Maybe this time there will be a progressive resurgence. Maybe we are entering an age of hardheaded law and order. . .maybe there will be a call for McCainist patriotism and nonpartisan independence. All we can be sure of is that the political culture is about to undergo some big change. (italics supplied).

Here, in response to Brooks’s implied plea, is A Modest Proposal: that some able, independent-minded women and men take up his challenge and run for seats in Congress as avowed nonpartisans. They can do this as independent candidates; even better, they can enter the primary of a major party as a frank and open nonpartisan in hopes of defeating the choice of the regular party organization and taking over the party’s line on the ballot for the general election. Chances for success have never been better: large sectors of the public are upset with the bitter partisan wrangling in Congress.

Howard Dean and John Kerry showed in 2004 that dedicated candidates can raise large sums of money, in small contributions, over the Internet; nonpartisans, using the same methods, should be able to fill war chests adequate for statewide campaigns for a Senate seat, and even more easily for a Congressional district campaign.
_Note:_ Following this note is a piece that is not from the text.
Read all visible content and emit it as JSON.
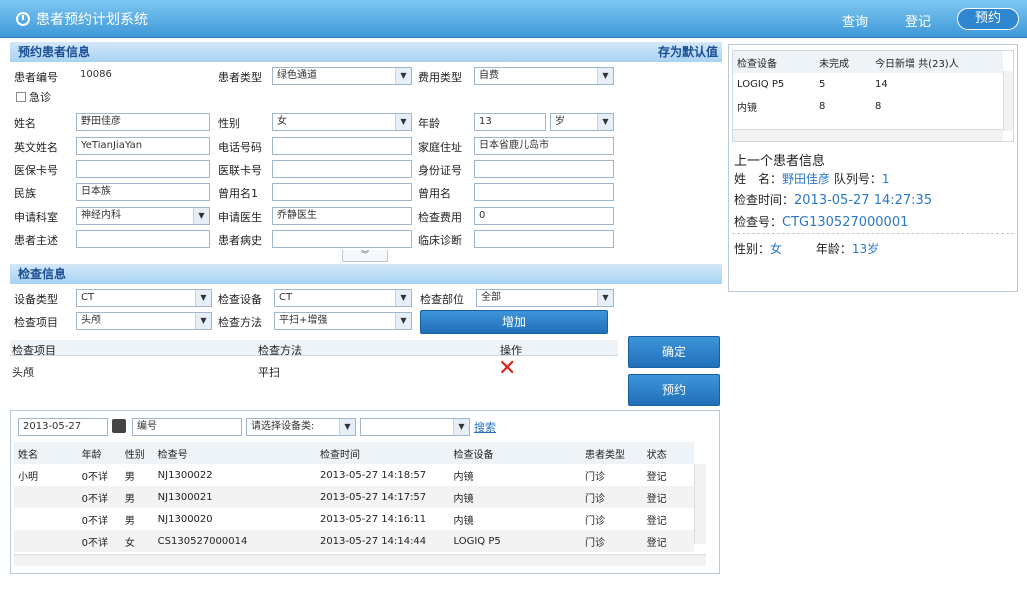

There is every reason to believe that a very special party insurgent will attract a significant number of contributions from out-of-state, as well as from constituents.

The 20th Century has a rich history of independent spirits in Congress. Their accomplishments against formidable odds are impressive, a history mostly unknown to , or forgotten by, recent generations. They were few in number, to be counted on the fingers of one hand: Senators Robert M. LaFollette of Wisconsin, George W. Norris of Nebraska, Burton K. Wheeler of Montana, and Wayne L. Morse of Oregon, and Representative Fiorello H. LaGuardia, who was a feisty Congressman before ever he became the iconic mayor of New York City.

Some often served in the same Congress, working together on the same issues, giving each other welcome support. Each emphatically marched to his own music. This autonomy was never more in evidence, as will be seen, in their respective reactions to the issue of war, none more agonizing for a legislator. Each, in his time, faced the issue, as to which they were all over the map. Which underscores how each followed his own understanding of issues and his conscience, free of partisan influence and pressure, or, for that matter, public opinion. Still, their constituents returned them to Congress term after term. Each, in his time, was a darling of the political cartoonists and of the press, for they were such good copy. Indeed, each entered the folklore of the country; as will be seen, each figures in recent literary or dramatic works.

It will be instructive and, one would hope, inspirational to revisit their experiences in Congress. It might even be intimidating.

Next Installment: ROBERT M. LaFOLLETTE (1855-1925)

To download a complete copy of A Modest Proposal, click here.

No comments: